Convinced that he can round up enough U.S. investors to keep Cirrus Aircraft on American soil, consultant Brian Foley has began organizing a counter-offer in a bid to trump ChinaÕs plan to buy the Duluth, Minn.-based light aircraft builder from Bahraini majority owner Arcapita and the several hundred individual minority shareholders who currently own the company.
Convinced that he can round up enough U.S. investors to keep Cirrus Aircraft on American soil, consultant Brian Foley is organizing a counter-offer in a bid to trump China’s plan to buy the Duluth, Minn.-based light aircraft builder from majority owner Arcapita (58 percent) and the several hundred individual shareholders who currently own the company.
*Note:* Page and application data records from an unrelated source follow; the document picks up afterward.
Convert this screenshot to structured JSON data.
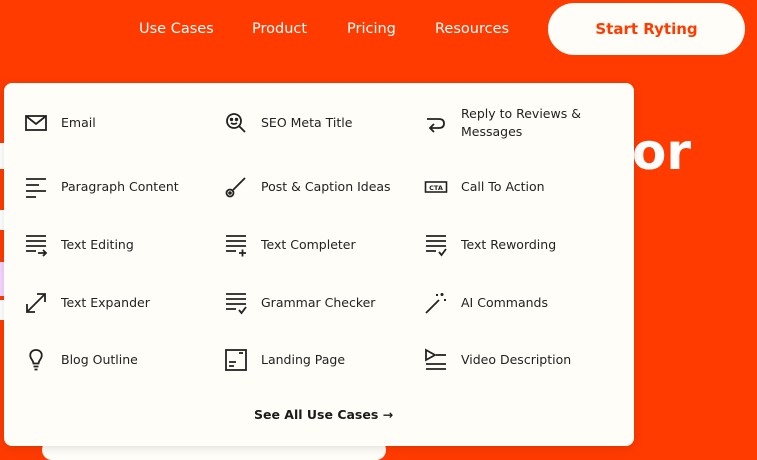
{
  "nav": {
    "links": [
      "Use Cases",
      "Product",
      "Pricing",
      "Resources"
    ],
    "cta_label": "Start Ryting"
  },
  "hero": {
    "fragment": "or"
  },
  "dropdown": {
    "items": [
      {
        "label": "Email",
        "icon": "mail-icon"
      },
      {
        "label": "SEO Meta Title",
        "icon": "search-face-icon"
      },
      {
        "label": "Reply to Reviews & Messages",
        "icon": "reply-icon"
      },
      {
        "label": "Paragraph Content",
        "icon": "paragraph-icon"
      },
      {
        "label": "Post & Caption Ideas",
        "icon": "magic-wand-icon"
      },
      {
        "label": "Call To Action",
        "icon": "cta-icon"
      },
      {
        "label": "Text Editing",
        "icon": "text-editing-icon"
      },
      {
        "label": "Text Completer",
        "icon": "text-completer-icon"
      },
      {
        "label": "Text Rewording",
        "icon": "text-rewording-icon"
      },
      {
        "label": "Text Expander",
        "icon": "expand-arrow-icon"
      },
      {
        "label": "Grammar Checker",
        "icon": "grammar-check-icon"
      },
      {
        "label": "AI Commands",
        "icon": "sparkle-wand-icon"
      },
      {
        "label": "Blog Outline",
        "icon": "lightbulb-icon"
      },
      {
        "label": "Landing Page",
        "icon": "landing-page-icon"
      },
      {
        "label": "Video Description",
        "icon": "video-description-icon"
      }
    ],
    "see_all": "See All Use Cases →"
  },
  "colors": {
    "brand": "#ff3b00",
    "panel": "#fffdf7",
    "text": "#222222"
  }
}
Cirrus Aircraft president and CEO Brent Wouters announced yesterday morning that China Aviation Industry General Aircraft (Caiga) has signed an agreement to purchase 100 percent of Cirrus Aircraft from the several hundred shareholders that own the Duluth, Minn.-based light aircraft manufacturer.
As general aviation slowly takes hold in China, light aircraft manufacturer Cirrus has partnered with city and airport authorities to establish a new FBO at Zhuhai Airport. The 30,000-sq-ft facility was completed in November, and the backers held an opening ceremony during Airshow China.
Cirrus Aircraft said it is continuing to refine the design of the SF50 Vision single-engine jet but further development “is paced by funding,” according to chairman Dale Klapmeier. It has selected 91 percent of the suppliers for the jet and has begun development work on the jet’s parachute system, including nine test drops using weights.
For our final podcast from the 2010 NBAA Convention in Atlanta, AIN talked to Kestrel Aircraft chairman and CEO Alan Klapmeier at the show static display area, where he gave an update on his company's all-composite turboprop single project.
The trajectory for single-engine very light jets is up and to the right. List prices for what were initially envisioned as $1 million pocket rockets are now bumping up against, and in some cases through, $2 million–and likely to go higher.
The Kestrel single-engine turboprop, whose developers had been seeking funding, has found new life under the leadership of Alan Klapmeier, cofounder and former chairman of Cirrus Design. Klapmeier’s new company, Kestrel Aircraft, is based in Brunswick, Maine, and plans call for an investment of more than $100 million in the program.
EAA AirVenture, as usual, brought the aviation family together for another week of celebration, innovation and pure enjoyment at Wittman Regional Airport in Oshkosh, Wis.
Alan Klapmeier, the former chairman of Cirrus and new CEO of Kestrel Aircraft, told AIN yesterday at EAA AirVenture that the company still needs to raise additional funds to certify its six- to eight-seat, 350-knot single-engine turboprop, but was confident it would succeed.